Again, like Mitchell, a sixth-round pick isn't terribly valuable and misses are common. There are certainly not many linebackers or defensive ends who were selected after Geathers that made an impact in the NFL since 2010; however, getting little in return for a draft pick is always at least a mild disappointment.
Of the Cleveland Browns' eight 2010 draft picks, four are still with the team. Four became starters, but one of those—quarterback Colt McCoy—is no longer in Cleveland. And only one, cornerback Joe Haden, can be considered a true star.
That's not a great return on investment, which is also one reason why those in charge of this draft—former head coach Eric Mangini and team president Mike Holmgren—are no longer in Cleveland.
However, considering the Browns are on their third head coach since the 2010 draft, the fact that four players made it to 2013 (five, if you count McCoy before the trade), that's actually quite impressive, speaking to the talents of Haden, Shawn Lauvao, T.J. Ward and Montario Hardesty.
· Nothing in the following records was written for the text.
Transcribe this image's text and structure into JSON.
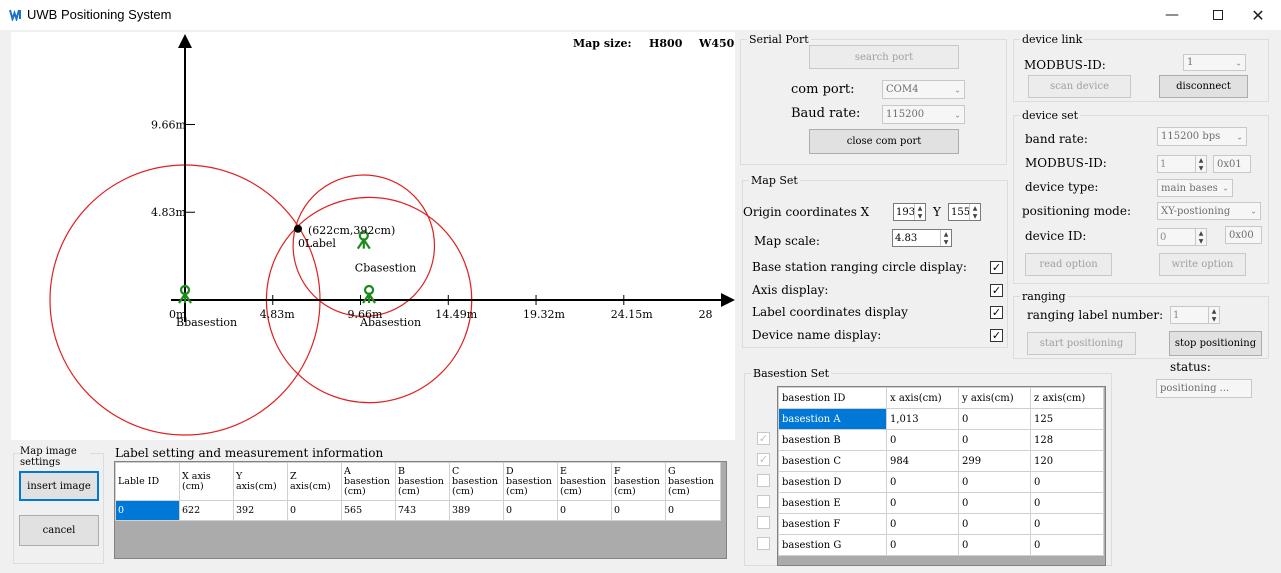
{
  "window": {
    "title": "UWB Positioning System",
    "minimize_icon": "minimize-icon",
    "maximize_icon": "maximize-icon",
    "close_icon": "close-icon"
  },
  "map": {
    "size_label": "Map size:",
    "height": "H800",
    "width": "W450",
    "x_ticks": [
      "0m",
      "4.83m",
      "9.66m",
      "14.49m",
      "19.32m",
      "24.15m",
      "28"
    ],
    "y_ticks": [
      "4.83m",
      "9.66m"
    ],
    "label_name": "0Label",
    "label_coord": "(622cm,392cm)",
    "stations": [
      {
        "name": "Abasestion",
        "x_cm": 1013,
        "y_cm": 0,
        "range_cm": 565
      },
      {
        "name": "Bbasestion",
        "x_cm": 0,
        "y_cm": 0,
        "range_cm": 743
      },
      {
        "name": "Cbasestion",
        "x_cm": 984,
        "y_cm": 299,
        "range_cm": 389
      }
    ],
    "circle_color": "#e02020",
    "station_color": "#1a8a1a"
  },
  "map_image": {
    "title": "Map image settings",
    "insert_label": "insert image",
    "cancel_label": "cancel"
  },
  "measure": {
    "title": "Label setting and measurement information",
    "headers": [
      "Lable ID",
      "X axis (cm)",
      "Y axis(cm)",
      "Z axis(cm)",
      "A basestion (cm)",
      "B basestion (cm)",
      "C basestion (cm)",
      "D basestion (cm)",
      "E basestion (cm)",
      "F basestion (cm)",
      "G basestion (cm)"
    ],
    "row": [
      "0",
      "622",
      "392",
      "0",
      "565",
      "743",
      "389",
      "0",
      "0",
      "0",
      "0"
    ]
  },
  "serial": {
    "title": "Serial Port",
    "search_label": "search port",
    "com_label": "com port:",
    "com_value": "COM4",
    "baud_label": "Baud rate:",
    "baud_value": "115200",
    "close_label": "close com port"
  },
  "link": {
    "title": "device link",
    "modbus_label": "MODBUS-ID:",
    "modbus_value": "1",
    "scan_label": "scan device",
    "disconnect_label": "disconnect"
  },
  "device_set": {
    "title": "device set",
    "band_label": "band rate:",
    "band_value": "115200 bps",
    "modbus_label": "MODBUS-ID:",
    "modbus_value": "1",
    "modbus_hex": "0x01",
    "type_label": "device type:",
    "type_value": "main bases",
    "mode_label": "positioning mode:",
    "mode_value": "XY-postioning",
    "id_label": "device ID:",
    "id_value": "0",
    "id_hex": "0x00",
    "read_label": "read option",
    "write_label": "write option"
  },
  "map_set": {
    "title": "Map Set",
    "origin_label": "Origin coordinates X",
    "origin_x": "193",
    "y_label": "Y",
    "origin_y": "155",
    "scale_label": "Map scale:",
    "scale_value": "4.83",
    "options": [
      {
        "label": "Base station ranging circle display:",
        "checked": true
      },
      {
        "label": "Axis display:",
        "checked": true
      },
      {
        "label": "Label coordinates display",
        "checked": true
      },
      {
        "label": "Device name display:",
        "checked": true
      }
    ]
  },
  "ranging": {
    "title": "ranging",
    "number_label": "ranging label number:",
    "number_value": "1",
    "start_label": "start positioning",
    "stop_label": "stop positioning",
    "status_label": "status:",
    "status_value": "positioning ..."
  },
  "basestion_set": {
    "title": "Basestion Set",
    "headers": [
      "basestion ID",
      "x axis(cm)",
      "y axis(cm)",
      "z axis(cm)"
    ],
    "rows": [
      {
        "id": "basestion A",
        "x": "1,013",
        "y": "0",
        "z": "125",
        "checked": false
      },
      {
        "id": "basestion B",
        "x": "0",
        "y": "0",
        "z": "128",
        "checked": true
      },
      {
        "id": "basestion C",
        "x": "984",
        "y": "299",
        "z": "120",
        "checked": true
      },
      {
        "id": "basestion D",
        "x": "0",
        "y": "0",
        "z": "0",
        "checked": false
      },
      {
        "id": "basestion E",
        "x": "0",
        "y": "0",
        "z": "0",
        "checked": false
      },
      {
        "id": "basestion F",
        "x": "0",
        "y": "0",
        "z": "0",
        "checked": false
      },
      {
        "id": "basestion G",
        "x": "0",
        "y": "0",
        "z": "0",
        "checked": false
      }
    ]
  }
}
The key in a draft is not only to find players who can contribute immediately but also those who can be developed over time. Compared to some other teams' drafts from 2010, the Browns actually fared very well. It wasn't anywhere close to flawless, but they did make progress as a result of this draft, despite what their win-loss records in 2010 and beyond may indicate.
Overall Grade: C+